One night recently, I was praying with my three-year-old before bed and I concluded the prayer like I always do: “in Jesus’ name, amen.” When we finished praying, she asked, “Why do you say, ‘in Jesus’ name, amen?’” It was a good question—not just for a child, but for an adult—and it got me thinking.
The idea appears in John 14-16, where Jesus said at least three times in a prolonged address to His disciples the night before His crucifixion that they were to pray in His name. Jesus explained, among other matters, that the only way to access God the Father is by having a personal relationship with His Son (John 14:6). In that context, He taught that only those who know and love Him can have fellowship with the Father through prayer.
The New Testament epistles explain in greater detail the nature of believers’ access to God. Though sin once separated us from Him, we “have been brought near by the blood of Christ” (Ephesians 2:13). When Jesus died on the cross, God placed the sin of humanity on Him and poured out on Him the judgment that sinners deserve (2 Corinthians 5:21). All who place their faith in Jesus as Lord and Savior are reconciled to God; Christ’s death “killed the hostility” that God once felt toward them because of their sin (Ephesians 2:16).
When Christians pray “in Jesus’ name,” it is an admission that we only have standing to speak with the Father because Jesus granted it to us. It’s a bit like a police officer yelling at a criminal, “Stop in the name of the law,” or a royal servant telling the king’s subjects, “In the name of the king, I declare that everyone must pay their taxes.” The police officer derives his standing to act from the law, and the royal servant derives his from the king. To end a prayer, “I ask these things in Jesus’ name, amen,” is an admission that we have no authority to make requests of God the Father apart from the authority granted to us by His Son.
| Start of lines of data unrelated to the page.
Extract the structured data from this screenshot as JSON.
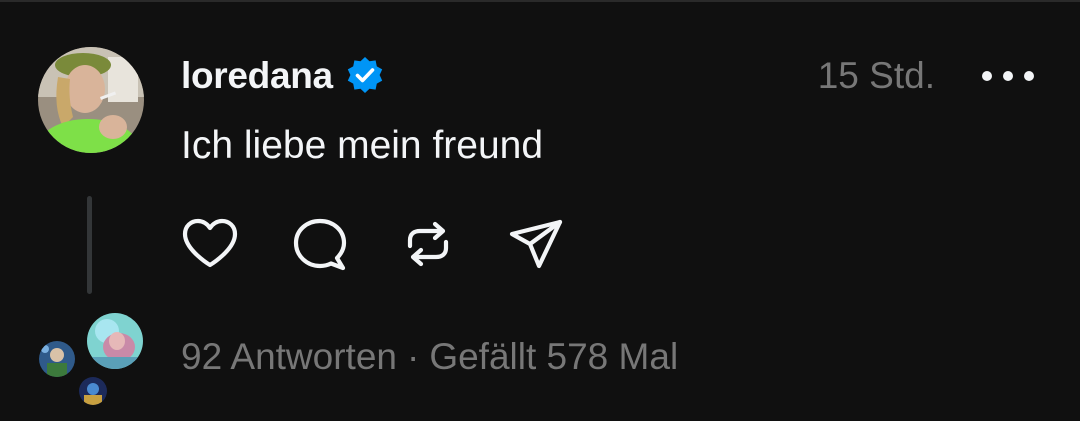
{
  "post": {
    "username": "loredana",
    "verified": true,
    "timestamp": "15 Std.",
    "text": "Ich liebe mein freund"
  },
  "stats": {
    "replies": "92 Antworten",
    "separator": "·",
    "likes": "Gefällt 578 Mal"
  },
  "actions": [
    "heart-icon",
    "comment-icon",
    "repost-icon",
    "share-icon"
  ],
  "colors": {
    "background": "#101010",
    "text": "#f3f5f7",
    "muted": "#777777",
    "verified": "#0095f6",
    "thread_line": "#333638"
  }
}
Of course, praying in Jesus’ name does not guarantee that God will always answer our prayers in the affirmative. Sometimes our all-wise Father knows it is best to take a loved one home to heaven despite our prayers for healing. Sometimes He knows that an opportunity we hope will materialize would lead to our ruin. Sometimes He disciplines us for sin by causing our prayers to be hindered (e.g., 1 Peter 3:7). Yet even when God’s will does not align with our specific requests, or when our sin inhibits the effectiveness of our prayers, He hears our petitions and offers us an intimate relationship with Him through Jesus.
With somewhat predictable regularity, evangelical leaders stir controversy by saying that God does not hear the prayers of non-Christians. Such remarks are often ill-timed or carelessly stated, and certainly an omniscient God is aware of all the prayers offered by all humans. Nevertheless, such statements touch on a foundational spiritual truth: Because of our sin, no one has standing to speak with God as a personal friend. Only “in Jesus’ name” can anyone bridge the infinite gap between a holy God and sinful humanity.